• [DATA FOR PROCESSING]:
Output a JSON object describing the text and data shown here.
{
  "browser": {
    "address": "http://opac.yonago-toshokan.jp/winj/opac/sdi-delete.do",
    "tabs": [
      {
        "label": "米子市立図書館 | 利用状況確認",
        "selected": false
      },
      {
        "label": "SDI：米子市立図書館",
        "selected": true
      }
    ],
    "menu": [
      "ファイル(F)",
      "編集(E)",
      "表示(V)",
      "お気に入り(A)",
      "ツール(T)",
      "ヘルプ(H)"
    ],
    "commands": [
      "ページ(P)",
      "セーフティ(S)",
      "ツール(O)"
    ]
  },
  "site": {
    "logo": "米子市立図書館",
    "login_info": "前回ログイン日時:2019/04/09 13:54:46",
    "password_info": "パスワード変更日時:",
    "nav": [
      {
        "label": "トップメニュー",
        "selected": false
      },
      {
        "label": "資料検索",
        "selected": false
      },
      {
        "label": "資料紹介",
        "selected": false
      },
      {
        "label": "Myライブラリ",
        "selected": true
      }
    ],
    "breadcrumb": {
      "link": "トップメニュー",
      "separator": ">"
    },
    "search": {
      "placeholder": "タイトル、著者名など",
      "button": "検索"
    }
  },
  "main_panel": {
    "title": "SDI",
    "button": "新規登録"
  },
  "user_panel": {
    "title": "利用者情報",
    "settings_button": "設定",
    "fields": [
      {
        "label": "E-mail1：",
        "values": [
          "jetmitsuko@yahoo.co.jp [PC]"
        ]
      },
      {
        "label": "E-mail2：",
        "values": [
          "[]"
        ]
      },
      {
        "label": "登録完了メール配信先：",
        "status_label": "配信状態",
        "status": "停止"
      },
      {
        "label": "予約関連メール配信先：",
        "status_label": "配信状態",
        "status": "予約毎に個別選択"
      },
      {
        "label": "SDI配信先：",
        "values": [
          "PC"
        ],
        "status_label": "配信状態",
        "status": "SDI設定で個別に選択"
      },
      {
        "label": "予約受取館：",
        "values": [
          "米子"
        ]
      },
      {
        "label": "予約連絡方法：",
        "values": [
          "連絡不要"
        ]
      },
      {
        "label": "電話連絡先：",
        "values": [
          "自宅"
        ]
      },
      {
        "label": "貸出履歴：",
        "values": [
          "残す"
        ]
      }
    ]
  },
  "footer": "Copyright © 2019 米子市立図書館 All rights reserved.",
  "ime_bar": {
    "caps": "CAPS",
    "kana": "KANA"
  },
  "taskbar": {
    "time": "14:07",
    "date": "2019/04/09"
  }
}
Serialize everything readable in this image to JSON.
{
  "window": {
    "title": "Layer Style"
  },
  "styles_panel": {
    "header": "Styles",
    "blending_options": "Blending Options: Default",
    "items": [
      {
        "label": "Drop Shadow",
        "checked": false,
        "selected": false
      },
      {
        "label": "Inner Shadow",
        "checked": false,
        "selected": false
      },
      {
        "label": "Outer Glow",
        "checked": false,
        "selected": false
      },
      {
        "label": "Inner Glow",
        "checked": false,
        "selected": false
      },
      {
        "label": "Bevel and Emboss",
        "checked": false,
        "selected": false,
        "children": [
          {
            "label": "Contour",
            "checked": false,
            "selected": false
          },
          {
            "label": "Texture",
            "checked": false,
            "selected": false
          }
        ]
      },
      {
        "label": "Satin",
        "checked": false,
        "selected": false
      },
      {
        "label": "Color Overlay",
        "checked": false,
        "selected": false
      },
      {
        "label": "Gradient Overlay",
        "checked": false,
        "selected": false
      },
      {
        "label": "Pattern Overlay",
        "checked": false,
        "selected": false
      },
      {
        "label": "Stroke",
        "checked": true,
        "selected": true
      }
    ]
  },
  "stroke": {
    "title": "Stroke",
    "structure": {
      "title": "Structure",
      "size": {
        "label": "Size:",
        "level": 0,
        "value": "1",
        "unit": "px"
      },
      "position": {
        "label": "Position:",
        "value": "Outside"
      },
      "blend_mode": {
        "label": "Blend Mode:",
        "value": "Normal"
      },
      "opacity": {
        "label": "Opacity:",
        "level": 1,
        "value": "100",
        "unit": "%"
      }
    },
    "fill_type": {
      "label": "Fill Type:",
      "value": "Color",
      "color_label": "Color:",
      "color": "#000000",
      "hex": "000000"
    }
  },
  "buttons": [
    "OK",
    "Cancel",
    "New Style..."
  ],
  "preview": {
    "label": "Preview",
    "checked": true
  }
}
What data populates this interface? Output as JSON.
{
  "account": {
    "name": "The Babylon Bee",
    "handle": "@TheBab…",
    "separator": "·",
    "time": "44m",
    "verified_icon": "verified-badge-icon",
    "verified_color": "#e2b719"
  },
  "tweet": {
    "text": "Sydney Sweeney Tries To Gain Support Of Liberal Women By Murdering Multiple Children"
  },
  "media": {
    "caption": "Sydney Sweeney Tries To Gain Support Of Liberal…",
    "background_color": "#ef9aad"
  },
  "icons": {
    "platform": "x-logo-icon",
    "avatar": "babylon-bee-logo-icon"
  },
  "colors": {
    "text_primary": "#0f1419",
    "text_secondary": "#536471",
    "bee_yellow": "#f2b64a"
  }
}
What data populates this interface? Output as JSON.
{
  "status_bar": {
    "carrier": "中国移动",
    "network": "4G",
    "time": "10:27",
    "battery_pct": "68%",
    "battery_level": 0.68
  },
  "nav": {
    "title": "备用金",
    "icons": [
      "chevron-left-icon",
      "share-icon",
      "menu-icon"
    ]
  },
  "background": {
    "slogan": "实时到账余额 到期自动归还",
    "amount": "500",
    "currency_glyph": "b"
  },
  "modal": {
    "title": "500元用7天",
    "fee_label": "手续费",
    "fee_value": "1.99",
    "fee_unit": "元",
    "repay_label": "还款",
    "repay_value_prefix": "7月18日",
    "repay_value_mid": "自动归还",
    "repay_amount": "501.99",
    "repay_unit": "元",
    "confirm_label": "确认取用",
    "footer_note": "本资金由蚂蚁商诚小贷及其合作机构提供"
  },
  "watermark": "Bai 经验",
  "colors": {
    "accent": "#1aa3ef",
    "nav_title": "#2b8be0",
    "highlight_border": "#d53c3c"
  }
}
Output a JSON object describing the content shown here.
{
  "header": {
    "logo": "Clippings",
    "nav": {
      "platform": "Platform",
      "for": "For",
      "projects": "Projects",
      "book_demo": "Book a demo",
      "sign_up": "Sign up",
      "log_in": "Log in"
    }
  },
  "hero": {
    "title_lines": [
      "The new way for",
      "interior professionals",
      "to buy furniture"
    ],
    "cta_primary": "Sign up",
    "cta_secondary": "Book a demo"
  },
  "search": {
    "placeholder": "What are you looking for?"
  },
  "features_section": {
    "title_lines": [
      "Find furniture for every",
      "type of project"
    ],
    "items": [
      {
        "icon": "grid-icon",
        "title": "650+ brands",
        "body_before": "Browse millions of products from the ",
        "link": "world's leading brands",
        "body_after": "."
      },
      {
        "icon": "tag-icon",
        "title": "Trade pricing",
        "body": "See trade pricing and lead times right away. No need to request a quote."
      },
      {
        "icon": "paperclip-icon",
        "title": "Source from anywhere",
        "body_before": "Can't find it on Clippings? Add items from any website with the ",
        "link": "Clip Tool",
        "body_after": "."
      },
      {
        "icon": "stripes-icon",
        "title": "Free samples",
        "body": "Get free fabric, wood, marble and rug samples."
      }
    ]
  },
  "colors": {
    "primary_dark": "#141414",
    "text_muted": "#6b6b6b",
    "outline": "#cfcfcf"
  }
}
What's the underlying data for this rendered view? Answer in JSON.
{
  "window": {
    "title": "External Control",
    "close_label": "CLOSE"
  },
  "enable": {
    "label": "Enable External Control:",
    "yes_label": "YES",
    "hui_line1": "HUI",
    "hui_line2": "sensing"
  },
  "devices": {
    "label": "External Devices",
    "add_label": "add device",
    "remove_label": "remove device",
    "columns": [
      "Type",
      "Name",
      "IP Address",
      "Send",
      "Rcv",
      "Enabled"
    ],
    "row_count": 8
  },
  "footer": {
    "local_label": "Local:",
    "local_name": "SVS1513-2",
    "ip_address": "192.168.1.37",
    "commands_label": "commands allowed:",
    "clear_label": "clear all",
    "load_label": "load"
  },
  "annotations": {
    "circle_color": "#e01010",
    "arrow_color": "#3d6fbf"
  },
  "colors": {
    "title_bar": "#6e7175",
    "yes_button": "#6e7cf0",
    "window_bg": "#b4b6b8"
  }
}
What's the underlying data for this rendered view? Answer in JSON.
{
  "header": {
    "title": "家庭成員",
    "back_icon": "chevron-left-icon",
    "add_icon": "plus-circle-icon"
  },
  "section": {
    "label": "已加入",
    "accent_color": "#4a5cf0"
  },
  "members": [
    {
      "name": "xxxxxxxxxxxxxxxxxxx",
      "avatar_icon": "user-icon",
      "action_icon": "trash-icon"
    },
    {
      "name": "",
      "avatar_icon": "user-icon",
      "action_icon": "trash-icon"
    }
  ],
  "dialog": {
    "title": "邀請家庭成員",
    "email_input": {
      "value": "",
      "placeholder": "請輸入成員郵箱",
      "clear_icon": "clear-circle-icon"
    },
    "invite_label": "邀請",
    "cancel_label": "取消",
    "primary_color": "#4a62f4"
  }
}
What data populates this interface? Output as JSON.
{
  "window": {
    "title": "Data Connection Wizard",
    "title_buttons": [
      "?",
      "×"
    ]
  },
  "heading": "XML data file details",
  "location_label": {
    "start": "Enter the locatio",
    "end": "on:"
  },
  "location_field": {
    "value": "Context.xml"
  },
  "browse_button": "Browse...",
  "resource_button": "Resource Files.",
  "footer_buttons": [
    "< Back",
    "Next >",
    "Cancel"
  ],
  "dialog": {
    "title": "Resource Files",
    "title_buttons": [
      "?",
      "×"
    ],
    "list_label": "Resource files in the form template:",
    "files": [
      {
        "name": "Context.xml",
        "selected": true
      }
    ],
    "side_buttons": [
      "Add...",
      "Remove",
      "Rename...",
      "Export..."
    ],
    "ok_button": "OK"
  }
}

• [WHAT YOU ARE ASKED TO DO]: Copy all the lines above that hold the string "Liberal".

• [EXPECTED ANSWER]:
    "text": "Sydney Sweeney Tries To Gain Support Of Liberal Women By Murdering Multiple Children"
    "caption": "Sydney Sweeney Tries To Gain Support Of Liberal…",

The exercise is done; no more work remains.